▶ _WHAT YOU NEED TO DO_
Give all the records again, with no alterations.

▶ _STORED DATA_
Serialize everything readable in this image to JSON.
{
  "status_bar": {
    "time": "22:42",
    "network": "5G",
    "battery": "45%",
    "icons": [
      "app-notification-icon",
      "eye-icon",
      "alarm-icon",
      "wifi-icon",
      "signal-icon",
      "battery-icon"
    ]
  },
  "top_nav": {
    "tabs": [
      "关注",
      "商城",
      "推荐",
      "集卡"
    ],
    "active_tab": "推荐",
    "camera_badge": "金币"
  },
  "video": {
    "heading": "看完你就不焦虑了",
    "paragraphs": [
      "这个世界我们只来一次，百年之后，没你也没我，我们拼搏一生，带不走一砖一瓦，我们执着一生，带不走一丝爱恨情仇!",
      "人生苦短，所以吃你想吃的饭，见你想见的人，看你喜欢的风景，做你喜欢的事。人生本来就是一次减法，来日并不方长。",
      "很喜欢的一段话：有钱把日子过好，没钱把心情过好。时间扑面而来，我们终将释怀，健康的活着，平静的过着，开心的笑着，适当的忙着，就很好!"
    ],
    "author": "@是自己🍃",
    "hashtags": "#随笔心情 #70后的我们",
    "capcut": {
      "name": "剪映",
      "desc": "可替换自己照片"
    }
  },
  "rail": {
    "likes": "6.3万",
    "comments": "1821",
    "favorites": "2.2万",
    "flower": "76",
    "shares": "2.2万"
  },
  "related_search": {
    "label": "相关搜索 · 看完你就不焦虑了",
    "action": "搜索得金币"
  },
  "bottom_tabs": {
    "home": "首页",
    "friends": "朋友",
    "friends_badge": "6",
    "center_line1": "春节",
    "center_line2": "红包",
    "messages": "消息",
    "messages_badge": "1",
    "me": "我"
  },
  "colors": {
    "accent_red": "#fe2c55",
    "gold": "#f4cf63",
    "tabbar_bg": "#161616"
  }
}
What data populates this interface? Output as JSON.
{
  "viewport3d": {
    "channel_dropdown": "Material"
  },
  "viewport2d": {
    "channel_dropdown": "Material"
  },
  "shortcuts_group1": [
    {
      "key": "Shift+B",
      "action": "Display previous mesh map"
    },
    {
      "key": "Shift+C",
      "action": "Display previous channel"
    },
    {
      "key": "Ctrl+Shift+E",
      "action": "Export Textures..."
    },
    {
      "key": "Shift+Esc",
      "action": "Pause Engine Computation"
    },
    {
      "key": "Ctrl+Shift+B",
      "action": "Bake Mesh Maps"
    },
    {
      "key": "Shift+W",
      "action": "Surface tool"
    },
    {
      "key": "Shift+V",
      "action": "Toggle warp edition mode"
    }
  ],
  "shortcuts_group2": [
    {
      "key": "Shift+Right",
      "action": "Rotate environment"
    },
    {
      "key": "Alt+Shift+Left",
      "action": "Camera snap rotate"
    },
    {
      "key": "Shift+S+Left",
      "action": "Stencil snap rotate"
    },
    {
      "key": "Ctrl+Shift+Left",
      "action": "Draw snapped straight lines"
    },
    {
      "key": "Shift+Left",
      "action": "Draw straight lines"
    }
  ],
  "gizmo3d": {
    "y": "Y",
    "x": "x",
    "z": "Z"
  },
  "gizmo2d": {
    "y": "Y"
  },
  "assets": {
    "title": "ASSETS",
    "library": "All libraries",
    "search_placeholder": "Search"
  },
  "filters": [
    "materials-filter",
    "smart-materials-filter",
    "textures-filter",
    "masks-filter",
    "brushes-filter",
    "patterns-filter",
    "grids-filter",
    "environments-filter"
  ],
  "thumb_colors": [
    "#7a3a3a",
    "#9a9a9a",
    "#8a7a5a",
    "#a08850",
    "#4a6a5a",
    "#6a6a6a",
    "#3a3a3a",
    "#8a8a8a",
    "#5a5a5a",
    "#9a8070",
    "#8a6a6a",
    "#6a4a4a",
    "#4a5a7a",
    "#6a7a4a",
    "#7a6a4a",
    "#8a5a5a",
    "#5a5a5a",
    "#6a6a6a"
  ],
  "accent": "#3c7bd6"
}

▶ _RESPONSE TO THE EXERCISE_
Serialize everything readable in this image to JSON.
{
  "status_bar": {
    "time": "22:42",
    "network": "5G",
    "battery": "45%",
    "icons": [
      "app-notification-icon",
      "eye-icon",
      "alarm-icon",
      "wifi-icon",
      "signal-icon",
      "battery-icon"
    ]
  },
  "top_nav": {
    "tabs": [
      "关注",
      "商城",
      "推荐",
      "集卡"
    ],
    "active_tab": "推荐",
    "camera_badge": "金币"
  },
  "video": {
    "heading": "看完你就不焦虑了",
    "paragraphs": [
      "这个世界我们只来一次，百年之后，没你也没我，我们拼搏一生，带不走一砖一瓦，我们执着一生，带不走一丝爱恨情仇!",
      "人生苦短，所以吃你想吃的饭，见你想见的人，看你喜欢的风景，做你喜欢的事。人生本来就是一次减法，来日并不方长。",
      "很喜欢的一段话：有钱把日子过好，没钱把心情过好。时间扑面而来，我们终将释怀，健康的活着，平静的过着，开心的笑着，适当的忙着，就很好!"
    ],
    "author": "@是自己🍃",
    "hashtags": "#随笔心情 #70后的我们",
    "capcut": {
      "name": "剪映",
      "desc": "可替换自己照片"
    }
  },
  "rail": {
    "likes": "6.3万",
    "comments": "1821",
    "favorites": "2.2万",
    "flower": "76",
    "shares": "2.2万"
  },
  "related_search": {
    "label": "相关搜索 · 看完你就不焦虑了",
    "action": "搜索得金币"
  },
  "bottom_tabs": {
    "home": "首页",
    "friends": "朋友",
    "friends_badge": "6",
    "center_line1": "春节",
    "center_line2": "红包",
    "messages": "消息",
    "messages_badge": "1",
    "me": "我"
  },
  "colors": {
    "accent_red": "#fe2c55",
    "gold": "#f4cf63",
    "tabbar_bg": "#161616"
  }
}
What data populates this interface? Output as JSON.
{
  "viewport3d": {
    "channel_dropdown": "Material"
  },
  "viewport2d": {
    "channel_dropdown": "Material"
  },
  "shortcuts_group1": [
    {
      "key": "Shift+B",
      "action": "Display previous mesh map"
    },
    {
      "key": "Shift+C",
      "action": "Display previous channel"
    },
    {
      "key": "Ctrl+Shift+E",
      "action": "Export Textures..."
    },
    {
      "key": "Shift+Esc",
      "action": "Pause Engine Computation"
    },
    {
      "key": "Ctrl+Shift+B",
      "action": "Bake Mesh Maps"
    },
    {
      "key": "Shift+W",
      "action": "Surface tool"
    },
    {
      "key": "Shift+V",
      "action": "Toggle warp edition mode"
    }
  ],
  "shortcuts_group2": [
    {
      "key": "Shift+Right",
      "action": "Rotate environment"
    },
    {
      "key": "Alt+Shift+Left",
      "action": "Camera snap rotate"
    },
    {
      "key": "Shift+S+Left",
      "action": "Stencil snap rotate"
    },
    {
      "key": "Ctrl+Shift+Left",
      "action": "Draw snapped straight lines"
    },
    {
      "key": "Shift+Left",
      "action": "Draw straight lines"
    }
  ],
  "gizmo3d": {
    "y": "Y",
    "x": "x",
    "z": "Z"
  },
  "gizmo2d": {
    "y": "Y"
  },
  "assets": {
    "title": "ASSETS",
    "library": "All libraries",
    "search_placeholder": "Search"
  },
  "filters": [
    "materials-filter",
    "smart-materials-filter",
    "textures-filter",
    "masks-filter",
    "brushes-filter",
    "patterns-filter",
    "grids-filter",
    "environments-filter"
  ],
  "thumb_colors": [
    "#7a3a3a",
    "#9a9a9a",
    "#8a7a5a",
    "#a08850",
    "#4a6a5a",
    "#6a6a6a",
    "#3a3a3a",
    "#8a8a8a",
    "#5a5a5a",
    "#9a8070",
    "#8a6a6a",
    "#6a4a4a",
    "#4a5a7a",
    "#6a7a4a",
    "#7a6a4a",
    "#8a5a5a",
    "#5a5a5a",
    "#6a6a6a"
  ],
  "accent": "#3c7bd6"
}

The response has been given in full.